The Alberta government recently announced their schedule of minimum wage increases for the next three years. The New Democrat platform in the last provincial election included a promise to increase the provincial minimum wage to $15 per hour by 2018. Last week’s announcement accomplishes just that, with scheduled increases of $1 on October 1, 2016, a further increase of $1.40 on October 1, 2017, and another $1.40 on October 1, 2018. The province also announced the elimination of the two-tier minimum wage whereby workers who serve alcohol had a lower minimum wage than anyone else.
The push toward a $15 minimum wage is not exclusive to Alberta, as many jurisdictions across North America will be moving in that direction over the course of the next couple of years. The premise is simple: anyone who is working full-time should be able to afford the necessities of life—shelter, food, clothing—with their earnings. Sadly, in Alberta, that has not been the case for some time now: over the past few years, cities across the province have reported a significant—and growing—gap between the provincial minimum wage and what would be considered a living wage. The result has been growing numbers of full-time workers being forced to access food banks and work significantly more than full time to pay for rent and utilities. Alberta has the dubious distinction of having both the highest and fastest growing rates of income inequality in the country.
The response to the government’s announcement by the province’s radical right and the business lobby was predictable. The Canadian Taxpayers’ Federation (CTF), the Canadian Federation of Independent Business (CFIB), the Wildrose Party and Restaurants Canada all chimed in with similar-sounding assertions: now is not the time for an increase (although none said when a good time would be); the move will cost thousands of jobs and force businesses to close; and a minimum-wage increase would further deepen the current economic slump.
The problem with all those assertions is that the bulk of the research that has been done on the subject does not support any of them. In fact, the research shows the opposite: increasing the minimum wage will have negligible to no impact at all on jobs, the economy, prices or the success rate of small businesses. If there is an impact on jobs, it will be small and focused almost exclusively on teenagers and particularly low-skilled workers. It will not, by any stretch of the imagination, bring the entire economy to a screeching halt.
As spokespersons for the CTF and the CFIB tossed around words like “irresponsible” and “ideological” to describe the government’s move, they never once stopped to explain how a minimum wage that prioritizes business profit margins at the expense of people’s ability to access the necessities of life is responsible. It is also almost comical to hear these groups describe the government as ideological while failing to acknowledge that wage suppression is at the very core of the ultra-right wing neoliberal doctrine they espouse, and which is echoed loudly by the likes of the Fraser Institute and Frontier Centre for Public Policy, and whose promotion is handsomely funded by the likes of the Koch brothers and Canada’s corporate elite.

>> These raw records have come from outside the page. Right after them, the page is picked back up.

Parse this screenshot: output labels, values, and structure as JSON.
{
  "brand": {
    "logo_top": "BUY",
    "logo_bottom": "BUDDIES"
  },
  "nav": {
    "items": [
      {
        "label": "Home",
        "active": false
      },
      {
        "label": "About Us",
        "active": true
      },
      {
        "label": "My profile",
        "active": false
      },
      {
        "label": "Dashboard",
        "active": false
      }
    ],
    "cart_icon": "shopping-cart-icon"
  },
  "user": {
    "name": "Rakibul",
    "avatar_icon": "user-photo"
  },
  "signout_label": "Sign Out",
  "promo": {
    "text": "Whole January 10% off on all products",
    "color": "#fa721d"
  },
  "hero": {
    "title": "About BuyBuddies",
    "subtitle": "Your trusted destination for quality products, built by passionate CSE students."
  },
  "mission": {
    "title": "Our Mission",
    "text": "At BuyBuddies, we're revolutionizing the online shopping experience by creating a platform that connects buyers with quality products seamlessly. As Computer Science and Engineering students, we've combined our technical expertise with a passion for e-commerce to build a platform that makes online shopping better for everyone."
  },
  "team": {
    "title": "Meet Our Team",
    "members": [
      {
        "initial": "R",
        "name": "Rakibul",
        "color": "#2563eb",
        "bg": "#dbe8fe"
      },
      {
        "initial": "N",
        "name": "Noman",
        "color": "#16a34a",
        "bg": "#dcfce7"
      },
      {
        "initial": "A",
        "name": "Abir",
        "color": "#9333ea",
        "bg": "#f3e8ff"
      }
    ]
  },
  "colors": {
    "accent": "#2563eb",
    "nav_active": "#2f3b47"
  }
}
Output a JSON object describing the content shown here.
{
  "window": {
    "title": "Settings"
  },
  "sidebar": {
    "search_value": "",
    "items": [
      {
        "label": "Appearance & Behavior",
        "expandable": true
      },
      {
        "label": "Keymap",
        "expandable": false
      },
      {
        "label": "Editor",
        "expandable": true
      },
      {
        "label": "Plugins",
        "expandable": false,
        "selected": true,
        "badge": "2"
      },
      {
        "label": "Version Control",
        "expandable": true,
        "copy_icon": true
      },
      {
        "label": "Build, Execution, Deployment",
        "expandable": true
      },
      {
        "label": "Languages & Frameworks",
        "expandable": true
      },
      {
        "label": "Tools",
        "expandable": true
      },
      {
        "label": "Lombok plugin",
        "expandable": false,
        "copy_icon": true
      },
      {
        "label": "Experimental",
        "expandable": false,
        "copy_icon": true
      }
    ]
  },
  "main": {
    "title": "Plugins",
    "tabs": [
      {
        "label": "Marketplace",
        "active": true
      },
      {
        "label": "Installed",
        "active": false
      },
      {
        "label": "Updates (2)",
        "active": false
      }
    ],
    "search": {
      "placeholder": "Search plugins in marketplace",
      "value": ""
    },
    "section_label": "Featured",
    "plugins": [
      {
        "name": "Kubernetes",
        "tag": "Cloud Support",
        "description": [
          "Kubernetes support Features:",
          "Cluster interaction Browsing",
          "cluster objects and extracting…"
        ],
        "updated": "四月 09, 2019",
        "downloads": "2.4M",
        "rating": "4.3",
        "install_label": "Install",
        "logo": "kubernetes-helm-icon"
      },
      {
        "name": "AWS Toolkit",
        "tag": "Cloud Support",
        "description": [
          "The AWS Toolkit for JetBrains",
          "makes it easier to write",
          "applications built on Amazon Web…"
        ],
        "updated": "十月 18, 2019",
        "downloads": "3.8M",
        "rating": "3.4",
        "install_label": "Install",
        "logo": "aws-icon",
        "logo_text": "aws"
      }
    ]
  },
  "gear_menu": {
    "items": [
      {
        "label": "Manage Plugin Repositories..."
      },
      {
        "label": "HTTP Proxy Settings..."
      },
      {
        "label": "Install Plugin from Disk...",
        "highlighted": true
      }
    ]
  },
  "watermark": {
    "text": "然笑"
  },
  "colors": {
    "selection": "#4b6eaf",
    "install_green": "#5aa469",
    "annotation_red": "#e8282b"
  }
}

To accuse what is ultimately a centrist government of being ideological—while acting as foot soldiers for the low-wage, low-tax, anti-government, pro-privatization mantra of the extreme right—is absurd and highlights the degree to which these groups should not be taken seriously.
Ultimately, a $15 minimum wage will make a significant difference for the almost 300 000 Albertans currently earning less than that. And when you factor in the reality that low-wage earners tend to spend 100 percent of their paycheques, putting more money into these people’s hands will directly translate to more money being spent in the local shops and businesses where they live—which can’t help but be good for the economy.
In fact, when you consider that a living wage in places like Edmonton, Calgary and Grande Prairie would currently be more than $15 an hour, a strong argument could be made that the government did not go far enough in their announcement—but that is an argument for another day. For now, let’s celebrate that the government has fulfilled this promise and that our entire province will benefit from it. V
Ricardo Acuña is the executive director of the Parkland Institute, a non-partisan, public policy research institute housed at the University of Alberta. The views and opinions expressed are his own and do not necessarily reflect those of the Institute.